O'Brien welcomes bureaucratic attention on regions
FEDERAL Member for Wide Bay Llew O'Brien has welcomed the attention bureaucrats in Canberra are now paying to regional Australia.
The Productivity Commission will carry out a 12-month study into the geographic impacts of the transition of the Australian economy following the resources investment boom.
An initial report will be submitted by April of this year. Public submissions need to be made by February 15.
Mr O'Brien said he expected the report to identify the need for greater investments in infrastructure, employment programs, and better health and education services to improve opportunities for regional Australians.
"The Coalition Government is already addressing these through our $20 million Wide Bay Burnett Jobs Package, our $6.7 billion investment to fix the Bruce Highway, and record funding for health and education,” Mr O'Brien said.
"I'm fighting to ensure Wide Bay secures its fair share.”
Nationals Leader Barnaby Joyce has said he "hopes the Productivity Commission shoots a few sacred cows, for instance - should frogs stop the development of dams in regional Australia?”
"The Nationals have been driving an agenda to empower the regions, which are the engine room of the Australian economy.”
Minister Fiona Nash, Deputy Leader of the Nationals, said Australia's cities exist because of the regions.

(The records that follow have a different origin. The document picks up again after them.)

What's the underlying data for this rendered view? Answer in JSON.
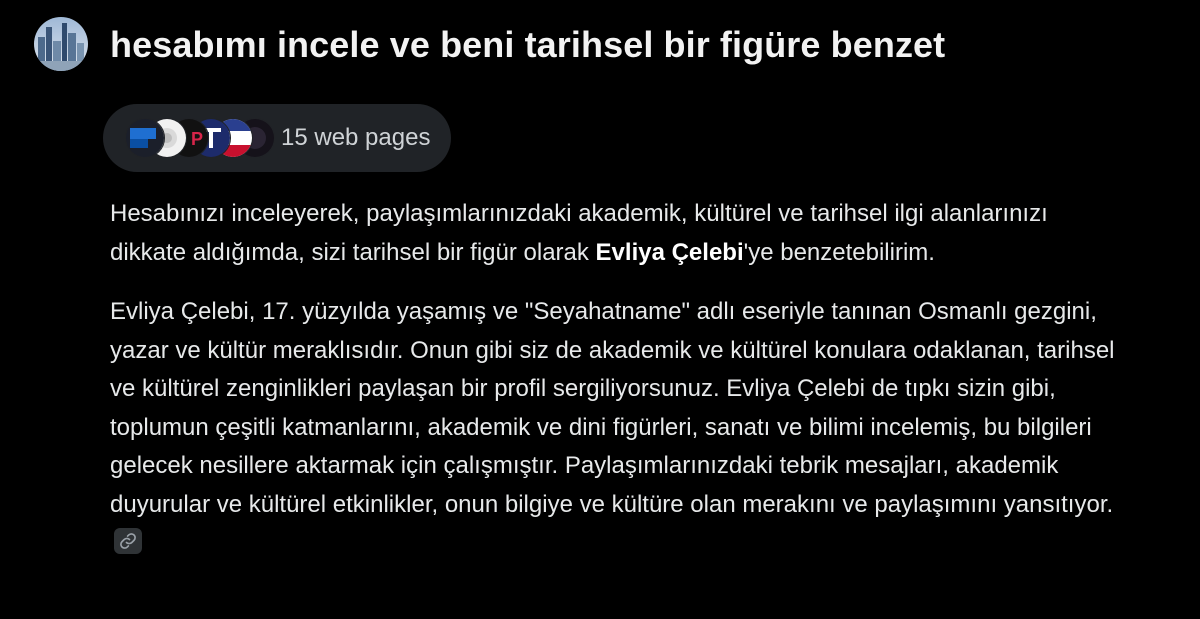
{
  "user": {
    "avatar_icon": "city-skyline-avatar"
  },
  "prompt": {
    "text": "hesabımı incele ve beni tarihsel bir figüre benzet"
  },
  "sources": {
    "label": "15 web pages",
    "favicons": [
      "source-favicon-blue",
      "source-favicon-white",
      "source-favicon-p",
      "source-favicon-t",
      "source-favicon-flag",
      "source-favicon-dark"
    ]
  },
  "answer": {
    "p1_before": "Hesabınızı inceleyerek, paylaşımlarınızdaki akademik, kültürel ve tarihsel ilgi alanlarınızı dikkate aldığımda, sizi tarihsel bir figür olarak ",
    "p1_bold": "Evliya Çelebi",
    "p1_after": "'ye benzetebilirim.",
    "p2": "Evliya Çelebi, 17. yüzyılda yaşamış ve \"Seyahatname\" adlı eseriyle tanınan Osmanlı gezgini, yazar ve kültür meraklısıdır. Onun gibi siz de akademik ve kültürel konulara odaklanan, tarihsel ve kültürel zenginlikleri paylaşan bir profil sergiliyorsunuz. Evliya Çelebi de tıpkı sizin gibi, toplumun çeşitli katmanlarını, akademik ve dini figürleri, sanatı ve bilimi incelemiş, bu bilgileri gelecek nesillere aktarmak için çalışmıştır. Paylaşımlarınızdaki tebrik mesajları, akademik duyurular ve kültürel etkinlikler, onun bilgiye ve kültüre olan merakını ve paylaşımını yansıtıyor.",
    "citation_icon": "link-icon"
  },
  "colors": {
    "background": "#000000",
    "text": "#e7e9ea",
    "pill_background": "#202327"
  }
}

"Regional Australia is responsible for 67% of our exports, 45% of domestic tourism, most production of food and all production of the gas and electricity which powers powers city households,” she said.